A: Members need to be on their guard when dealing with car dealers. Legally, dealers are obliged to confirm the APR (annual percentage rate) before you sign an agreement where finance is being provided to fund a vehicle purchase.
A member recently contacted bira bank to enquire about vehicle finance rates. He was surprised when we quoted both an APR figure and a flat rate figure, particularly as his recent visit to a car dealer had only elicited a very attractive flat rate with no mention of APR at all. In practice, you may be lucky to be quoted any rate at all by some dealers during preliminary discussions while others may quote you the flat rate as opposed to the APR as it always appears the most attractive being the lesser of the two. Unfortunately, this can be misleading as you may think that you are getting a good deal when in practice you are not.
So what is the difference between the flat lending rate and the APR? The flat rate is the basis of the calculation for the amount of interest you will pay over the term of the loan. However, as the loan is diminishing as it gets paid back over the loan term(say 3 years),then the “real” rate of interest is higher as it is calculated based on interest payable v the average size of the loan outstanding throughout the term(plus certain fees associated with the loan).

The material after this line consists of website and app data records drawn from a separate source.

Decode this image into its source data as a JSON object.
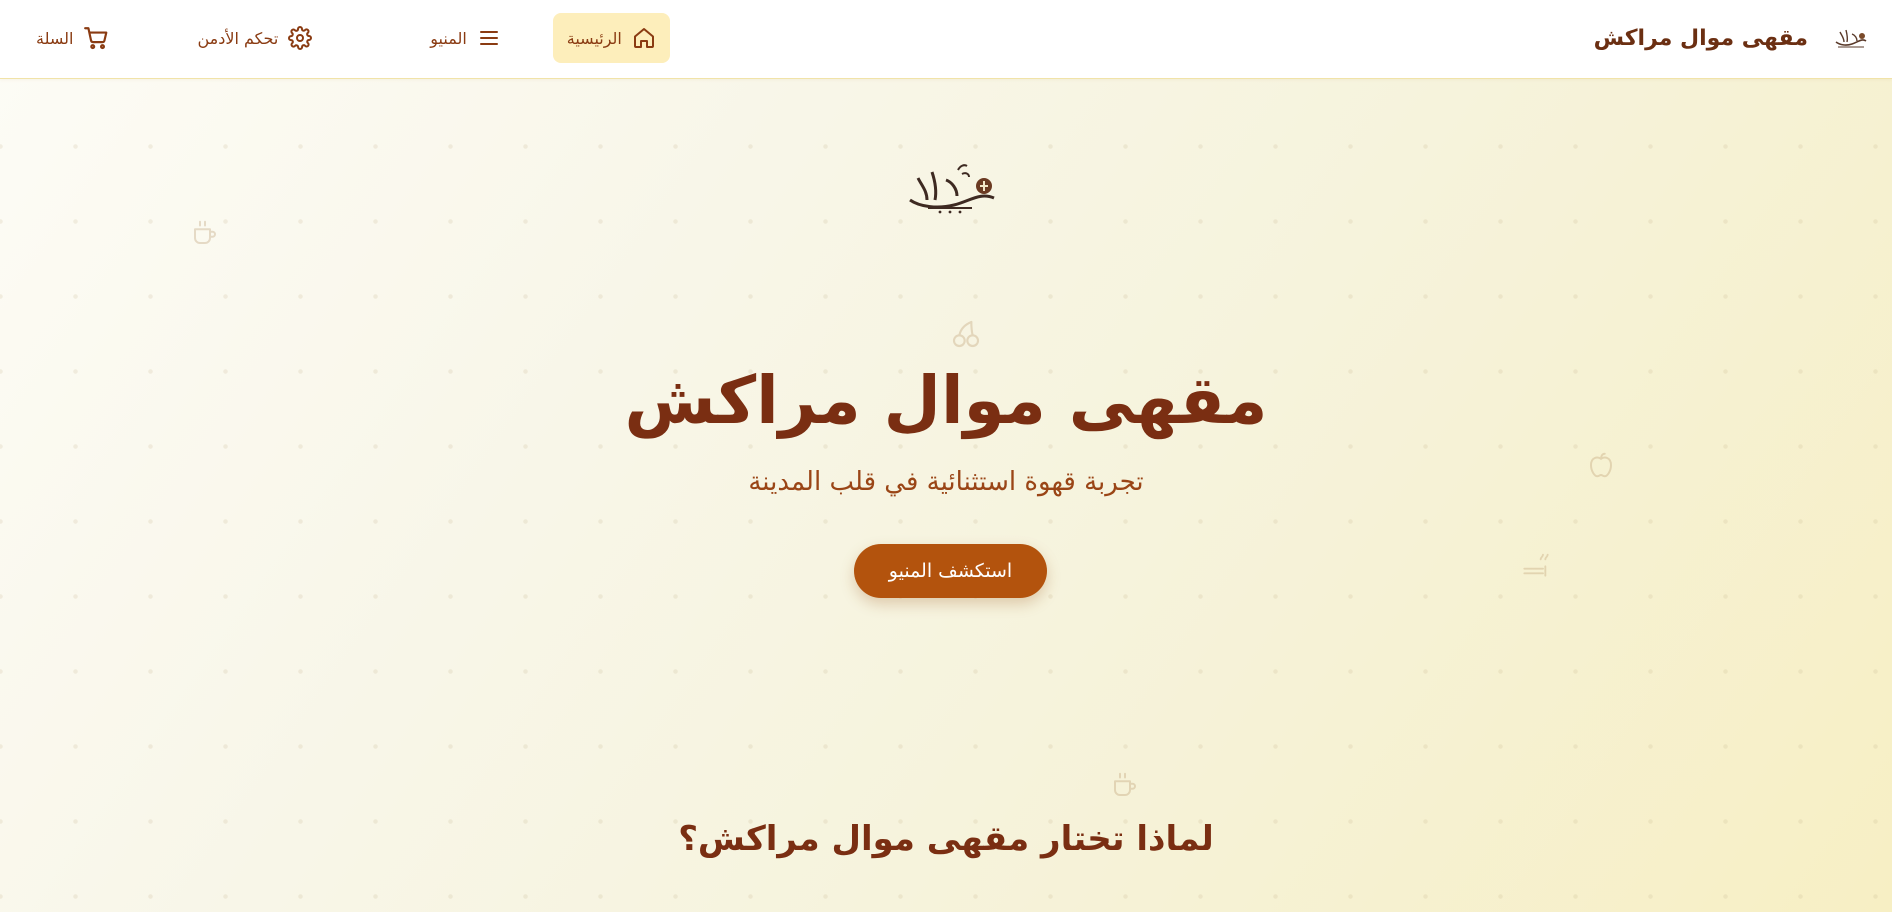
{
  "app": {
    "title": "مقهى موال مراكش"
  },
  "nav": {
    "home": "الرئيسية",
    "menu": "المنيو",
    "admin": "تحكم الأدمن",
    "cart": "السلة"
  },
  "hero": {
    "logo_text": "مقهى موال مراكش",
    "title": "مقهى موال مراكش",
    "subtitle": "تجربة قهوة استثنائية في قلب المدينة",
    "cta": "استكشف المنيو"
  },
  "features": {
    "title": "لماذا تختار مقهى موال مراكش؟"
  },
  "icons": {
    "home": "home-icon",
    "menu": "menu-icon",
    "admin": "gear-icon",
    "cart": "cart-icon",
    "deco": [
      "cup-icon",
      "cherry-icon",
      "apple-icon",
      "hookah-icon",
      "cup-icon"
    ]
  },
  "colors": {
    "brand": "#7a2e12",
    "accent": "#b3530d",
    "nav_active_bg": "#fdeebb",
    "background": "#f8f6e8"
  }
}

Typical example: On a loan of £10,000 over 3 years for a new vehicle,our flat rate of 3.30% equates to an APR of 6.40% (note: the APR is always just over the flat rate *2).For a dealer to quote 3.30% then he should clarify that 3.30% represents the flat rate not the APR.
Always get the dealer to quote the lending rate and to clarify whether it is the flat rate or the APR and compare like with like. Knowing the difference can really save you a lot of money.

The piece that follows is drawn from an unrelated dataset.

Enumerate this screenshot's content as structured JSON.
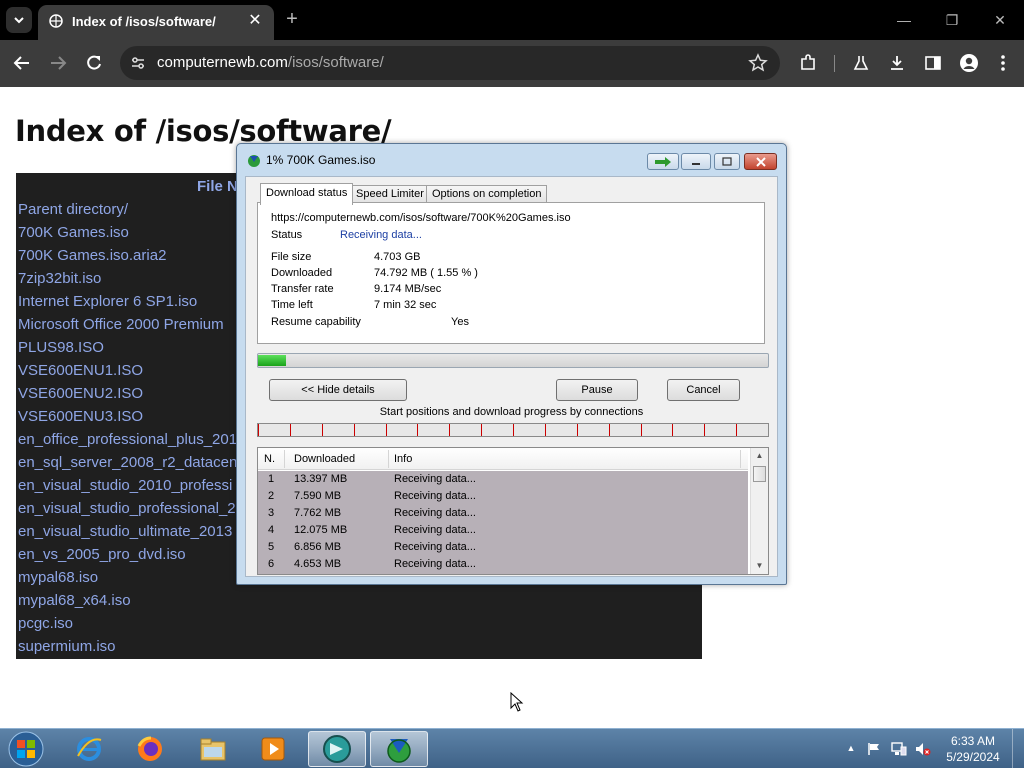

Can any bira member apply?+
A: Yes, provided your subscription is fully paid up. The personal loans facility is only available to directors and proprietors and by law, to persons 18 years of age or over.
How are repayments made+
A: All repayments must be made by standing order from your bank or building society and should not be less than £20 per month.
What about loan insurance?+
A: Payment Protection Insurance is to be arranged at your own discretion. We do not offer this service.
What about VAT?+
A: For all items regardless of whether VAT is recoverable, it is a legal requirement that the supplier’s invoice must be made out to ‘bira bank'. If VAT is recoverable (on most items except cars) then this can be done on the authority of the finance document which will be your input advice. All the VAT on a hire purchase agreement is recoverable on your next VAT return regardless of the fact that you may not have completed the purchase until, say 36 months time. VAT on leases is charged and recoverable on each monthly instalment, for which we will provide a VAT invoice.
Can I settle early?+
A: You may settle your outstanding balance at any stage of the agreement without penalty, and an appropriate early rebate will be given.